Segment Start: Data extract
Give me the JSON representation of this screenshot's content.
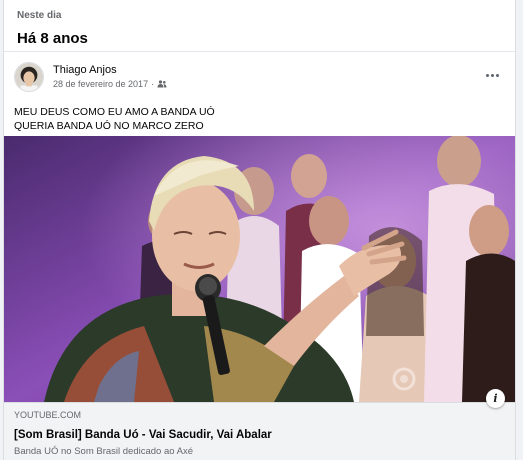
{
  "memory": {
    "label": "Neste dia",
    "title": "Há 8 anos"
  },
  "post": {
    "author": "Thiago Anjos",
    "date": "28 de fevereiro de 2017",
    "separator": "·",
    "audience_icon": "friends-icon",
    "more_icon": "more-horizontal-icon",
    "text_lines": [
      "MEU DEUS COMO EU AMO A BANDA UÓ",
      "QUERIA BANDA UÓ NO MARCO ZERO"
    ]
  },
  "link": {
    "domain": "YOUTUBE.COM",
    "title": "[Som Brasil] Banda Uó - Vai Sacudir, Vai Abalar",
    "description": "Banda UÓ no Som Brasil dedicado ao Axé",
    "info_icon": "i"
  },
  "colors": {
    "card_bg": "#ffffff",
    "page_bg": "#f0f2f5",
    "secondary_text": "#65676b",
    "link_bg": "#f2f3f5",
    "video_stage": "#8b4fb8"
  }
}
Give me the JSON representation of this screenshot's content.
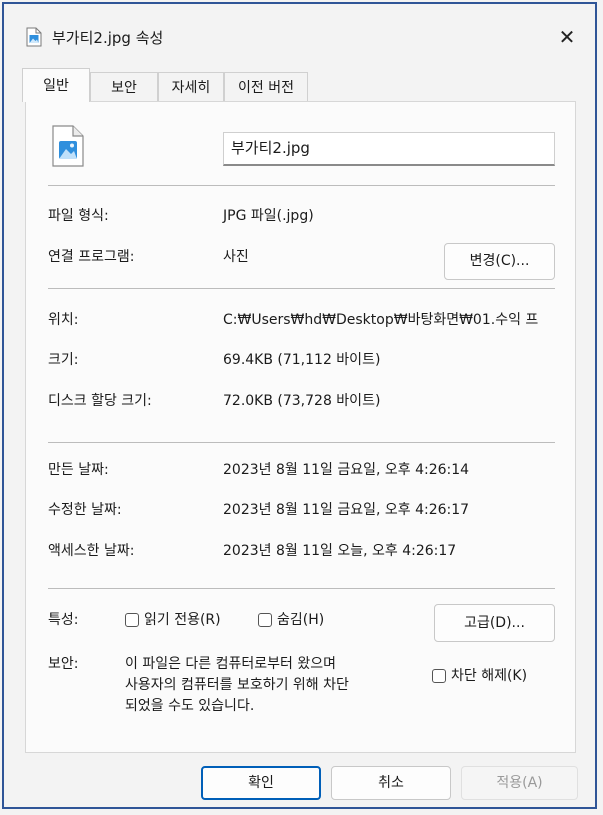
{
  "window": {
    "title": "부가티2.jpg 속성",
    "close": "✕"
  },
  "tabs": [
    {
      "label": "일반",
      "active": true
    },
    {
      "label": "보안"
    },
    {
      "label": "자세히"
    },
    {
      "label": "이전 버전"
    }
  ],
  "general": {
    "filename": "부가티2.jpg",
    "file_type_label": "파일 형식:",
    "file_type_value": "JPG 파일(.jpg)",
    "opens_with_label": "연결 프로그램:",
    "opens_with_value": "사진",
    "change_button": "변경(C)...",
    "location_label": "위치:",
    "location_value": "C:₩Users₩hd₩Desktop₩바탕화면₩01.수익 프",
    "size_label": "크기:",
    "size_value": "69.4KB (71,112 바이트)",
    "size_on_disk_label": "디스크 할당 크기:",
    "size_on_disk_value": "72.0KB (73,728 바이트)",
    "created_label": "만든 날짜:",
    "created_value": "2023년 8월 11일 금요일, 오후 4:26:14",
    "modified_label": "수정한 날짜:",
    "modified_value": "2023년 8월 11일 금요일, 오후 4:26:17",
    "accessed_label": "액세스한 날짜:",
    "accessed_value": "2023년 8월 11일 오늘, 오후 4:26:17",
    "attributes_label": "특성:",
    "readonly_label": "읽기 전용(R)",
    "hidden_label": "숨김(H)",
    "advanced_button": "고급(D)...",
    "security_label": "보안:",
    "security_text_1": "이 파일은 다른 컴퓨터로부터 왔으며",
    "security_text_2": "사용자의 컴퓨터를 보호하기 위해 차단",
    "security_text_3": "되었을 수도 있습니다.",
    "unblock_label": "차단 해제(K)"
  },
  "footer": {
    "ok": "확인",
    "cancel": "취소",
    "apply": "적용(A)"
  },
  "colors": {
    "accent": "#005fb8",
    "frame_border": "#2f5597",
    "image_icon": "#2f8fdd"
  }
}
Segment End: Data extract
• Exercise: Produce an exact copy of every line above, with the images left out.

• Exercise answer:
Give me the JSON representation of this screenshot's content.
{
  "memory": {
    "label": "Neste dia",
    "title": "Há 8 anos"
  },
  "post": {
    "author": "Thiago Anjos",
    "date": "28 de fevereiro de 2017",
    "separator": "·",
    "audience_icon": "friends-icon",
    "more_icon": "more-horizontal-icon",
    "text_lines": [
      "MEU DEUS COMO EU AMO A BANDA UÓ",
      "QUERIA BANDA UÓ NO MARCO ZERO"
    ]
  },
  "link": {
    "domain": "YOUTUBE.COM",
    "title": "[Som Brasil] Banda Uó - Vai Sacudir, Vai Abalar",
    "description": "Banda UÓ no Som Brasil dedicado ao Axé",
    "info_icon": "i"
  },
  "colors": {
    "card_bg": "#ffffff",
    "page_bg": "#f0f2f5",
    "secondary_text": "#65676b",
    "link_bg": "#f2f3f5",
    "video_stage": "#8b4fb8"
  }
}
Give me the JSON representation of this screenshot's content.
{
  "window": {
    "title": "부가티2.jpg 속성",
    "close": "✕"
  },
  "tabs": [
    {
      "label": "일반",
      "active": true
    },
    {
      "label": "보안"
    },
    {
      "label": "자세히"
    },
    {
      "label": "이전 버전"
    }
  ],
  "general": {
    "filename": "부가티2.jpg",
    "file_type_label": "파일 형식:",
    "file_type_value": "JPG 파일(.jpg)",
    "opens_with_label": "연결 프로그램:",
    "opens_with_value": "사진",
    "change_button": "변경(C)...",
    "location_label": "위치:",
    "location_value": "C:₩Users₩hd₩Desktop₩바탕화면₩01.수익 프",
    "size_label": "크기:",
    "size_value": "69.4KB (71,112 바이트)",
    "size_on_disk_label": "디스크 할당 크기:",
    "size_on_disk_value": "72.0KB (73,728 바이트)",
    "created_label": "만든 날짜:",
    "created_value": "2023년 8월 11일 금요일, 오후 4:26:14",
    "modified_label": "수정한 날짜:",
    "modified_value": "2023년 8월 11일 금요일, 오후 4:26:17",
    "accessed_label": "액세스한 날짜:",
    "accessed_value": "2023년 8월 11일 오늘, 오후 4:26:17",
    "attributes_label": "특성:",
    "readonly_label": "읽기 전용(R)",
    "hidden_label": "숨김(H)",
    "advanced_button": "고급(D)...",
    "security_label": "보안:",
    "security_text_1": "이 파일은 다른 컴퓨터로부터 왔으며",
    "security_text_2": "사용자의 컴퓨터를 보호하기 위해 차단",
    "security_text_3": "되었을 수도 있습니다.",
    "unblock_label": "차단 해제(K)"
  },
  "footer": {
    "ok": "확인",
    "cancel": "취소",
    "apply": "적용(A)"
  },
  "colors": {
    "accent": "#005fb8",
    "frame_border": "#2f5597",
    "image_icon": "#2f8fdd"
  }
}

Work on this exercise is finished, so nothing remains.